Task: Search the entries for the word "this" and copy each line that has it.

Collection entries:

━━━━━━━━━━

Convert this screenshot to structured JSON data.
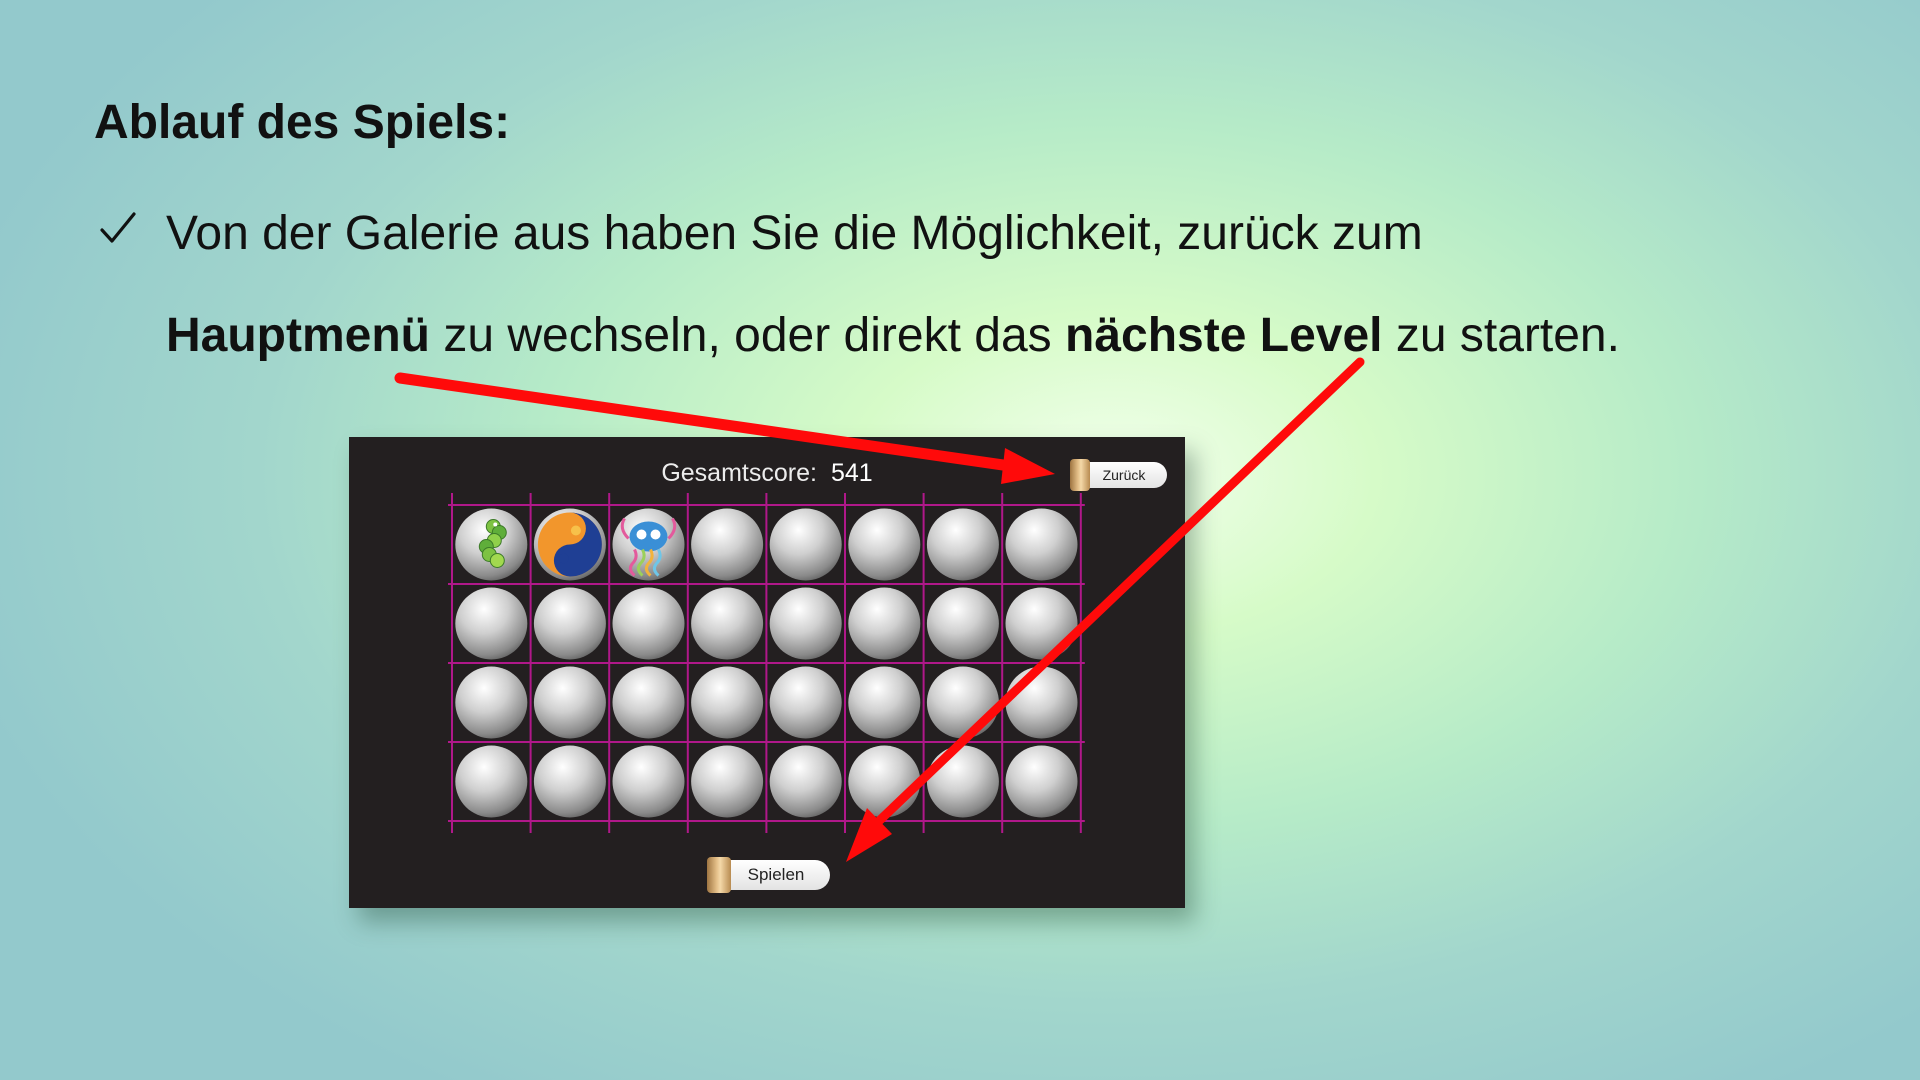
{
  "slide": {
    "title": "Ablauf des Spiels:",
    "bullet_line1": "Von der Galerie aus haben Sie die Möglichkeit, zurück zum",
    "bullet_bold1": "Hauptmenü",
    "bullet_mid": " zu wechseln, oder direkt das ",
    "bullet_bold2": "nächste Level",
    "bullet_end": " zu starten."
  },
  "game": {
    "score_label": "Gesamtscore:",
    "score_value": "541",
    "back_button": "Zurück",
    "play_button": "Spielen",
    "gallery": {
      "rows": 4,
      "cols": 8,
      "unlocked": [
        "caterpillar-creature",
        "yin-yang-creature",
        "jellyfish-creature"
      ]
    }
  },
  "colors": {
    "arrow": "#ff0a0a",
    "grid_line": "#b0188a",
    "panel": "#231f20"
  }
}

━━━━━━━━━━

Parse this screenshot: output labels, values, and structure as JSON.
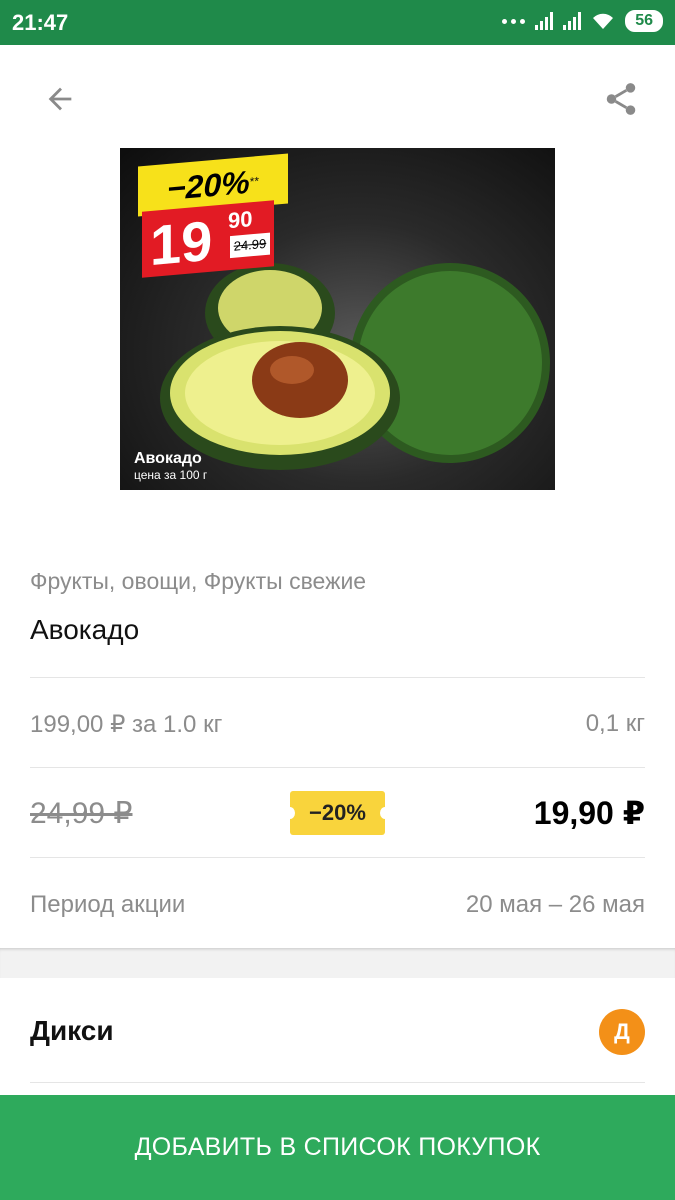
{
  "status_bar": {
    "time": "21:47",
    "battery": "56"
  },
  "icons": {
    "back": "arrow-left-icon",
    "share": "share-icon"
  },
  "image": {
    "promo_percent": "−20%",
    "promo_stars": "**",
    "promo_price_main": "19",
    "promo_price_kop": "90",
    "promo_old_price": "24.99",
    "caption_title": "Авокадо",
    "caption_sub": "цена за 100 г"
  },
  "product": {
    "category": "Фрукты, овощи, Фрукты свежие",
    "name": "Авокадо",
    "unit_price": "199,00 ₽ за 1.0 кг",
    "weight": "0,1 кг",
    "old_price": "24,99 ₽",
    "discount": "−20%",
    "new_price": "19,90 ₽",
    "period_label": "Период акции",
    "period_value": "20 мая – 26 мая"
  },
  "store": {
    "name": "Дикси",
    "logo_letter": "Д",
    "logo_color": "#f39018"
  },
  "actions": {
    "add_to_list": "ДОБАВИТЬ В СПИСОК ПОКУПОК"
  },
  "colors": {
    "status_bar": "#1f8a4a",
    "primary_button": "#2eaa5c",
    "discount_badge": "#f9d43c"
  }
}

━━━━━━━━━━

Solved exercise:
Convert this screenshot to structured JSON data.
Parse this screenshot: output labels, values, and structure as JSON.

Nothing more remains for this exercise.